Saturday, February 19, 2011

#Fail #Learn #Succeed

I started 2011 out with a self-imposed assignment to blog every day. I had been pretty irregular with my own blogging, which completely goes against my own advice. I figured if I blogged every single day for a year, the habit would become well-formed and I could then back down to once or twice a week without even breaking a sweat. To the people who said, "How will you ever do it? You don't have that much time, Jessi," I answered that I would be able to post quickies some days. I wouldn't have to take time for every single post, thoughtfully writing insights and creating original illustrations. 

I made note of my analytics before I began so that I could track my progress, weighing-in my blogging muscles periodically. On average, during the month of January, my blog visits doubled. Comments began to appear where there had been none. Daily blogging was definitely boosting buzz. 

There was just one problem, though. I wasn't actually doing it every day. Right from the starting line, I had trouble with it. I hadn't done work ahead of time and created a lot of posts - I wanted to do it as honestly and real-time as possible. Some days it was no problem, but other days found me wrapped up in life and work more than allowed for the hour or two it sometimes took to blog. I missed days. My Klout score actually went up and down, reflecting this. 

The main flaw in my thinking lied with the "quickie" posts. When it came right to it, I couldn't do it. A quick sentence or two or three seemed no different than a tweet to me. Why would I waste a good blog page and readers' valuable time on a quick albeit insightful post? Why make someone click a link just to read what could be said in a status or a tweet? It didn't sit right with me, so I never did it. 

For a while I thought I would catch up but before I knew it, I wasn't just skipping a day here and there. The idea that I was behind stopped me from posting out-of-time, creating a growing snowball of white blog space.

It's February 19 and my experiment is failing so I'm stopping it before it becomes #epicfailure. I'm not about to wait until December to admit that I'm not going to blog every day in 2011. It's not worth my time and it's not worth my readers' time. So, I'm going back to thoughtful posts without quickies, but with a strategy change. This time I am going to be my own client. Once a week, more if something timely happens that needs commentary, my blogs will consistently appear. Oh, and I've added an email subscription button, to make life even easier for you, dear reader.
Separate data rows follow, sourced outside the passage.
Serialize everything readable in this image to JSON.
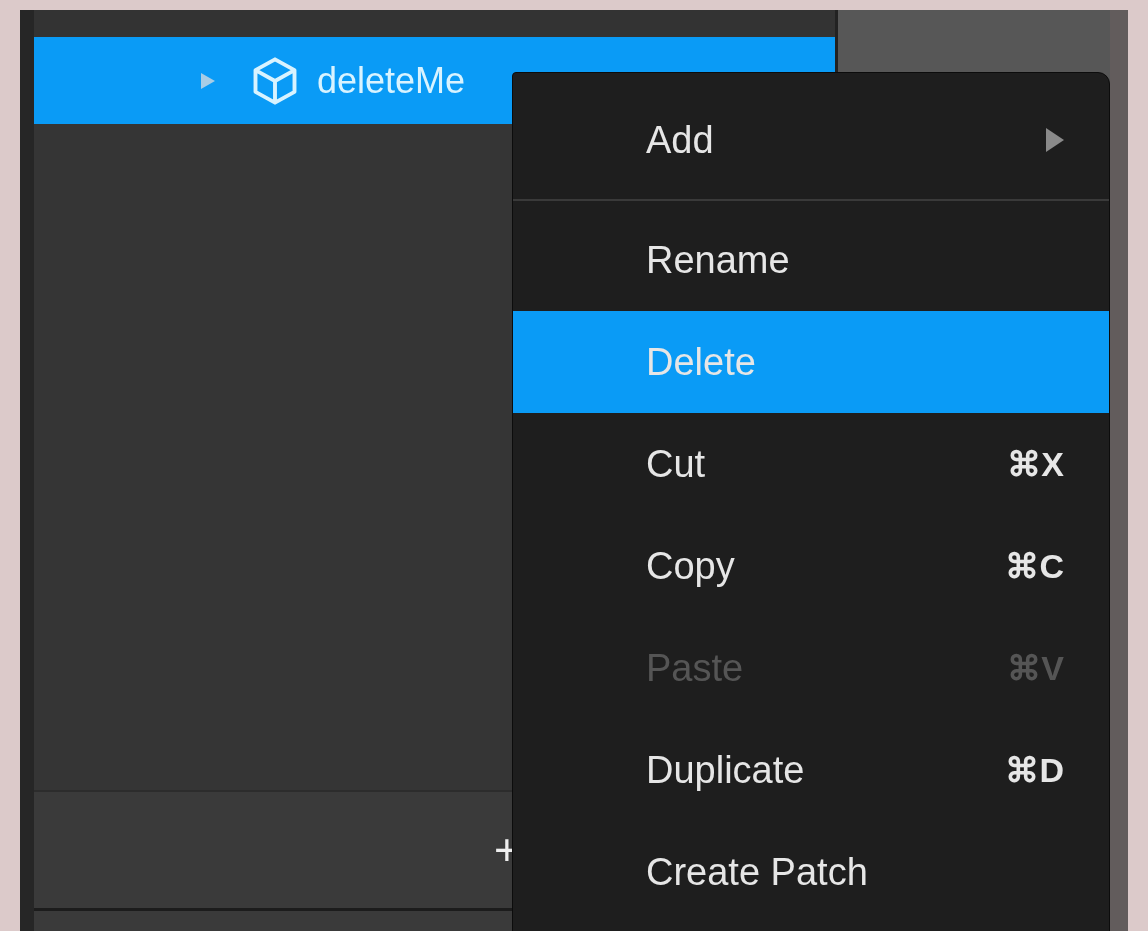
{
  "tree": {
    "items": [
      {
        "label": "deleteMe",
        "selected": true,
        "expanded": false
      }
    ]
  },
  "footer": {
    "add_button": "+"
  },
  "context_menu": {
    "items": [
      {
        "kind": "submenu",
        "label": "Add",
        "selected": false,
        "disabled": false
      },
      {
        "kind": "separator"
      },
      {
        "kind": "item",
        "label": "Rename",
        "selected": false,
        "disabled": false
      },
      {
        "kind": "item",
        "label": "Delete",
        "selected": true,
        "disabled": false
      },
      {
        "kind": "item",
        "label": "Cut",
        "shortcut": "⌘X",
        "selected": false,
        "disabled": false
      },
      {
        "kind": "item",
        "label": "Copy",
        "shortcut": "⌘C",
        "selected": false,
        "disabled": false
      },
      {
        "kind": "item",
        "label": "Paste",
        "shortcut": "⌘V",
        "selected": false,
        "disabled": true
      },
      {
        "kind": "item",
        "label": "Duplicate",
        "shortcut": "⌘D",
        "selected": false,
        "disabled": false
      },
      {
        "kind": "item",
        "label": "Create Patch",
        "selected": false,
        "disabled": false
      }
    ]
  }
}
Now, go fail at something. It's fun!


  1. Soooo understandable my dear friend. I, for one, would love to read "quickies" on your blog as I think Twitter is a wasteland. Your writing and thoughts are always inspiring.

  2. One of the mottoes that Diego Rodriguez and I use at the Stanford is “failure sucks, but instructs.” We encourage students to learn from the constant stream of small setbacks and successes that are produced by doing things. To paraphrase our founder and inspiration David Kelley: “If you keep making the same mistakes again and again, you aren’t learning anything.

  3. Sharon, that's a good insight on a perspective that a lot of people share, actually, about Twitter being a wasteland. I love it - but I have to manage it to love it, so I understand the sentiment.